(App and web page records)
************

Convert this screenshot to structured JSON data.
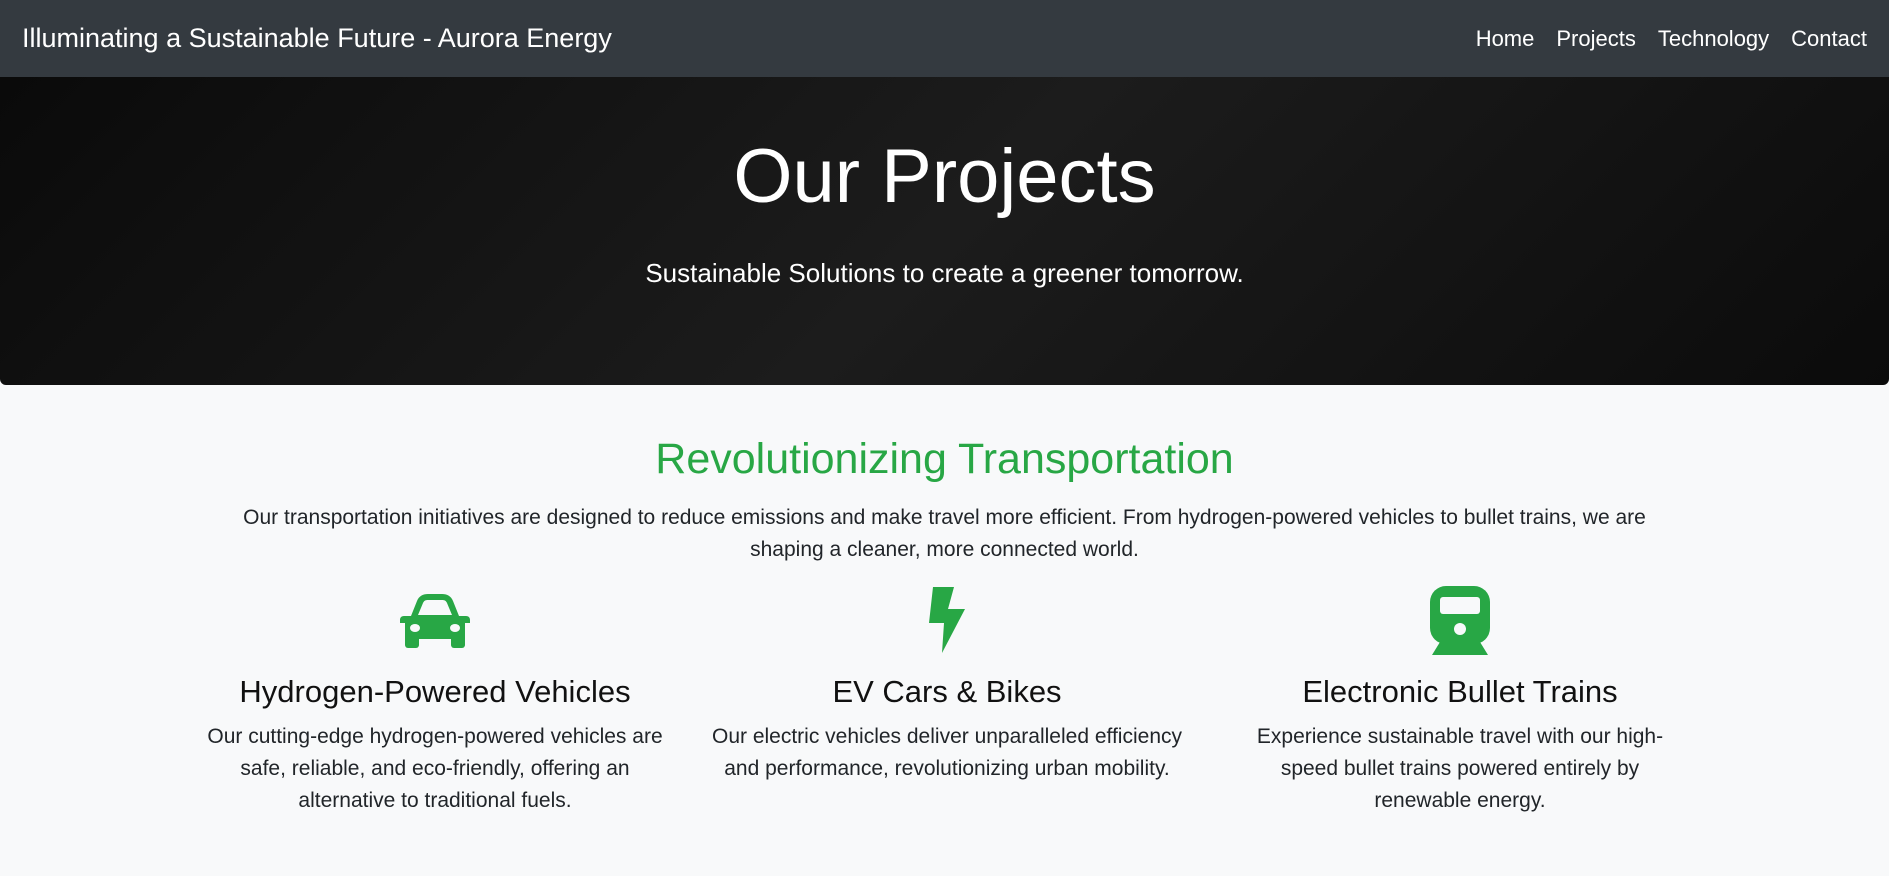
{
  "navbar": {
    "brand": "Illuminating a Sustainable Future - Aurora Energy",
    "links": [
      "Home",
      "Projects",
      "Technology",
      "Contact"
    ]
  },
  "hero": {
    "title": "Our Projects",
    "subtitle": "Sustainable Solutions to create a greener tomorrow."
  },
  "section": {
    "title": "Revolutionizing Transportation",
    "description": "Our transportation initiatives are designed to reduce emissions and make travel more efficient. From hydrogen-powered vehicles to bullet trains, we are shaping a cleaner, more connected world.",
    "cards": [
      {
        "icon": "car-icon",
        "title": "Hydrogen-Powered Vehicles",
        "text": "Our cutting-edge hydrogen-powered vehicles are safe, reliable, and eco-friendly, offering an alternative to traditional fuels."
      },
      {
        "icon": "bolt-icon",
        "title": "EV Cars & Bikes",
        "text": "Our electric vehicles deliver unparalleled efficiency and performance, revolutionizing urban mobility."
      },
      {
        "icon": "train-icon",
        "title": "Electronic Bullet Trains",
        "text": "Experience sustainable travel with our high-speed bullet trains powered entirely by renewable energy."
      }
    ]
  },
  "colors": {
    "navbar_bg": "#343a40",
    "accent_green": "#28a745",
    "hero_bg": "#121212",
    "page_bg": "#f8f9fa"
  }
}
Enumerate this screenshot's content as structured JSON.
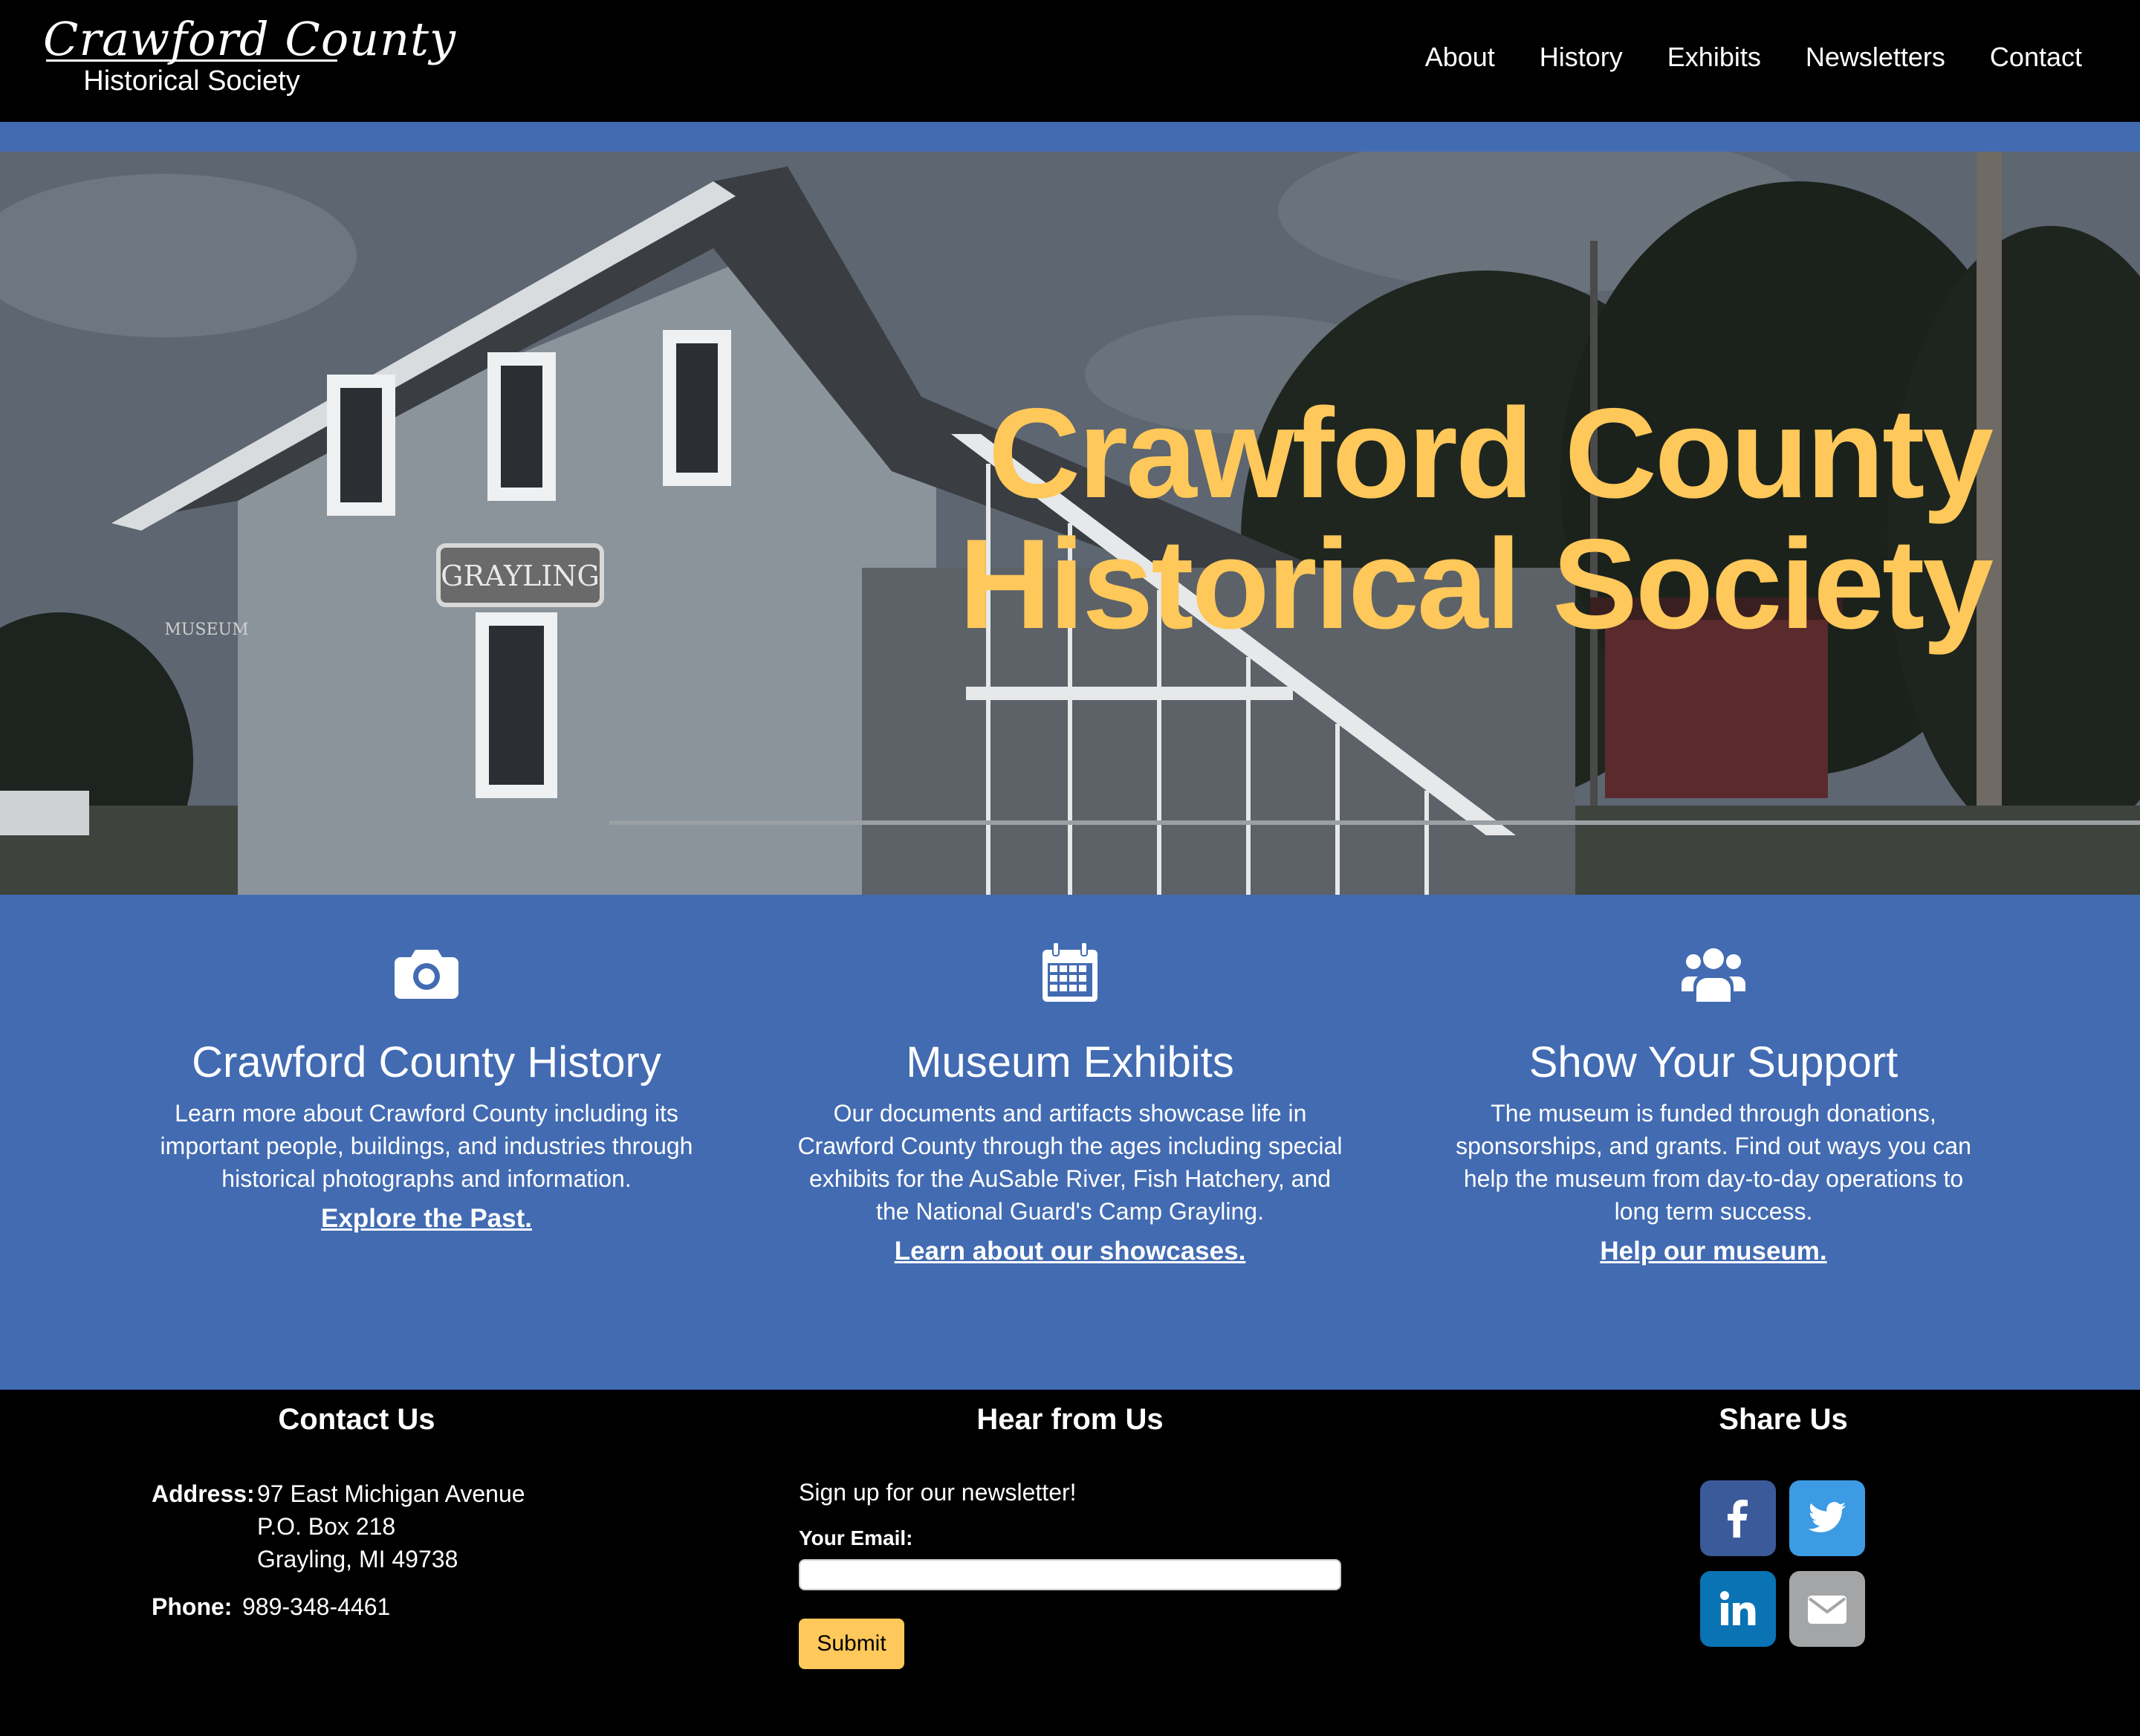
{
  "colors": {
    "accent_blue": "#426bb2",
    "gold": "#ffc85a",
    "facebook": "#3b5a9a",
    "twitter": "#3c9be3",
    "linkedin": "#0a73b3",
    "email_gray": "#a4a5a7"
  },
  "header": {
    "logo_script": "Crawford County",
    "logo_sub": "Historical Society",
    "nav": [
      "About",
      "History",
      "Exhibits",
      "Newsletters",
      "Contact"
    ]
  },
  "hero": {
    "title_line1": "Crawford County",
    "title_line2": "Historical Society",
    "photo_sign": "GRAYLING",
    "photo_sign_small": "MUSEUM"
  },
  "features": [
    {
      "icon": "camera-icon",
      "title": "Crawford County History",
      "text": "Learn more about Crawford County including its important people, buildings, and industries through historical photographs and information.",
      "link": "Explore the Past."
    },
    {
      "icon": "calendar-icon",
      "title": "Museum Exhibits",
      "text": "Our documents and artifacts showcase life in Crawford County through the ages including special exhibits for the AuSable River, Fish Hatchery, and the National Guard's Camp Grayling.",
      "link": "Learn about our showcases."
    },
    {
      "icon": "users-icon",
      "title": "Show Your Support",
      "text": "The museum is funded through donations, sponsorships, and grants. Find out ways you can help the museum from day-to-day operations to long term success.",
      "link": "Help our museum."
    }
  ],
  "footer": {
    "contact": {
      "heading": "Contact Us",
      "address_label": "Address:",
      "address_lines": [
        "97 East Michigan Avenue",
        "P.O. Box 218",
        "Grayling, MI 49738"
      ],
      "phone_label": "Phone:",
      "phone": "989-348-4461"
    },
    "newsletter": {
      "heading": "Hear from Us",
      "intro": "Sign up for our newsletter!",
      "email_label": "Your Email:",
      "email_value": "",
      "submit_label": "Submit"
    },
    "share": {
      "heading": "Share Us",
      "icons": [
        "facebook-icon",
        "twitter-icon",
        "linkedin-icon",
        "email-icon"
      ]
    }
  }
}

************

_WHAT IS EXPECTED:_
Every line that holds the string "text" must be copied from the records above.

_WRITTEN RESPONSE:_
        "text": "Our cutting-edge hydrogen-powered vehicles are safe, reliable, and eco-friendly, offering an alternative to traditional fuels."
        "text": "Our electric vehicles deliver unparalleled efficiency and performance, revolutionizing urban mobility."
        "text": "Experience sustainable travel with our high-speed bullet trains powered entirely by renewable energy."
      "text": "Learn more about Crawford County including its important people, buildings, and industries through historical photographs and information.",
      "text": "Our documents and artifacts showcase life in Crawford County through the ages including special exhibits for the AuSable River, Fish Hatchery, and the National Guard's Camp Grayling.",
      "text": "The museum is funded through donations, sponsorships, and grants. Find out ways you can help the museum from day-to-day operations to long term success.",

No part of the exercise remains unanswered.